Energy brokers are the liaisons between energy producers and consumers of energy products. They work with residential or commercial energy companies. They negotiate the prices of energy products and contracts to help lower energy costs for daily operations for businesses and monthly energy bills for homeowners. Energy brokers also forecast the supply and demand of energy and monitor the flow of energy as consumer demand changes. Approximately 2,200 energy brokers are employed in the energy industry.
Minimum Education Level
Energy brokers earned average salaries of $73,116 in December 2019, according to PayScale.com.
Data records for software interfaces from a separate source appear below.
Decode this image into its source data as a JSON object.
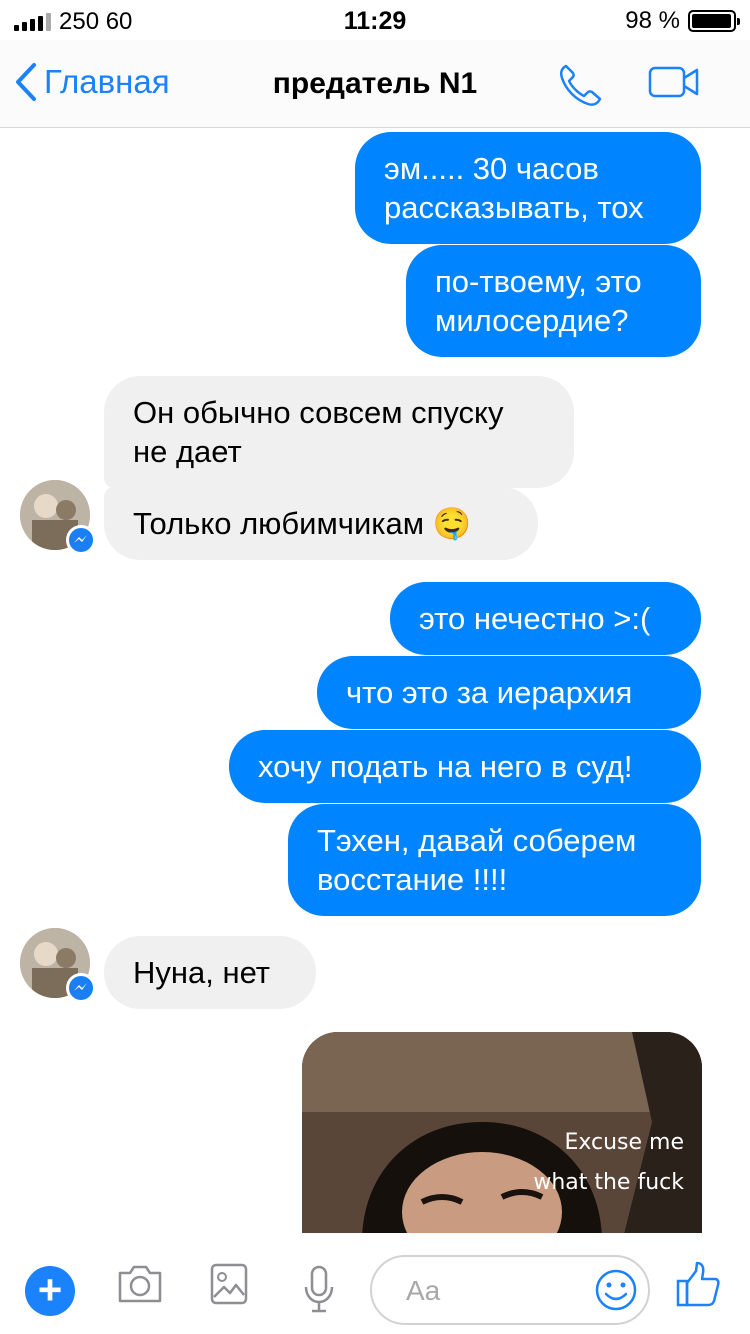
{
  "status_bar": {
    "carrier": "250 60",
    "time": "11:29",
    "battery_percent": "98 %",
    "battery_level": 0.98
  },
  "nav": {
    "back_label": "Главная",
    "title": "предатель N1",
    "accent_color": "#1a82fb"
  },
  "messages": [
    {
      "direction": "outgoing",
      "lines": [
        "эм..... 30 часов",
        "рассказывать, тох"
      ]
    },
    {
      "direction": "outgoing",
      "lines": [
        "по-твоему, это",
        "милосердие?"
      ]
    },
    {
      "direction": "incoming",
      "lines": [
        "Он обычно совсем спуску",
        "не дает"
      ]
    },
    {
      "direction": "incoming",
      "lines": [
        "Только любимчикам 🤤"
      ]
    },
    {
      "direction": "outgoing",
      "lines": [
        "это нечестно >:("
      ]
    },
    {
      "direction": "outgoing",
      "lines": [
        "что это за иерархия"
      ]
    },
    {
      "direction": "outgoing",
      "lines": [
        "хочу подать на него в суд!"
      ]
    },
    {
      "direction": "outgoing",
      "lines": [
        "Тэхен, давай соберем",
        "восстание !!!!"
      ]
    },
    {
      "direction": "incoming",
      "lines": [
        "Нуна, нет"
      ]
    }
  ],
  "media_message": {
    "direction": "outgoing",
    "caption_lines": [
      "Excuse me",
      "what the fuck"
    ]
  },
  "composer": {
    "placeholder": "Aa",
    "icons": [
      "plus-icon",
      "camera-icon",
      "image-icon",
      "microphone-icon",
      "emoji-icon",
      "thumbs-up-icon"
    ]
  },
  "colors": {
    "outgoing_bubble": "#0084ff",
    "incoming_bubble": "#f1f0f0"
  }
}
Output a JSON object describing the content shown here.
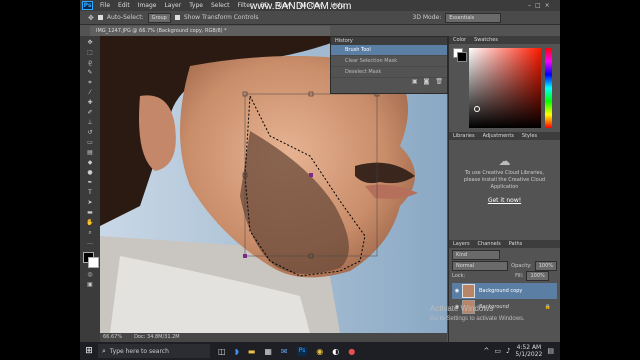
{
  "app": {
    "logo": "Ps",
    "menu": [
      "File",
      "Edit",
      "Image",
      "Layer",
      "Type",
      "Select",
      "Filter",
      "3D",
      "View",
      "Window",
      "Help"
    ]
  },
  "watermark": "www.BANDICAM.com",
  "options_bar": {
    "auto_select_label": "Auto-Select:",
    "auto_select_value": "Group",
    "transform_label": "Show Transform Controls",
    "mode_label": "3D Mode:",
    "workspace": "Essentials"
  },
  "document": {
    "tab": "IMG_1247.JPG @ 66.7% (Background copy, RGB/8) *",
    "zoom": "66.67%",
    "doc_size": "Doc: 34.8M/31.2M"
  },
  "history": {
    "title": "History",
    "items": [
      "Brush Tool",
      "Clear Selection Mask",
      "Deselect Mask"
    ],
    "selected_index": 0
  },
  "color_panel": {
    "tabs": [
      "Color",
      "Swatches"
    ]
  },
  "libraries_panel": {
    "tabs": [
      "Libraries",
      "Adjustments",
      "Styles"
    ],
    "message": "To use Creative Cloud Libraries, please install the Creative Cloud Application",
    "link": "Get it now!"
  },
  "layers_panel": {
    "tabs": [
      "Layers",
      "Channels",
      "Paths"
    ],
    "filter_label": "Kind",
    "blend_mode": "Normal",
    "opacity_label": "Opacity:",
    "opacity": "100%",
    "lock_label": "Lock:",
    "fill_label": "Fill:",
    "fill": "100%",
    "layers": [
      {
        "name": "Background copy",
        "selected": true
      },
      {
        "name": "Background",
        "selected": false
      }
    ]
  },
  "activate_windows": {
    "title": "Activate Windows",
    "sub": "Go to Settings to activate Windows."
  },
  "taskbar": {
    "search_placeholder": "Type here to search",
    "time": "4:52 AM",
    "date": "5/1/2022"
  },
  "colors": {
    "accent": "#5b7ea5",
    "panel": "#535353",
    "ps_blue": "#31a8ff"
  }
}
Salaries ranged from $43,000 to $119,000 or more.
The U.S. Department of Labor reports that sales representatives-services (all other) earned median salaries of $54,550 in May 2018; the lowest 10 percent earned $26,300 or less and the highest 10 percent earned $116,090 or more.
Energy brokers work in corporate offices. They may also work for small businesses and those that are self-employed work in home offices. The work hours are usually 40 hours per week during normal business hours. Energy brokers spend much of the work day on the computer, conducting online research and e-mailing with current and prospective clients. They also speak regularly with clients by telep...
The employment outlook is bright for energy brokers. Energy-producing companies and energy brokerage agencies will continue to need brokers to promote energy products and services to consumers. Homeowners and commercial business owners alike will continue to need the knowledge and expertise of energy brokers to help them negotiate the best energy prices and contracts. As environmental laws and ...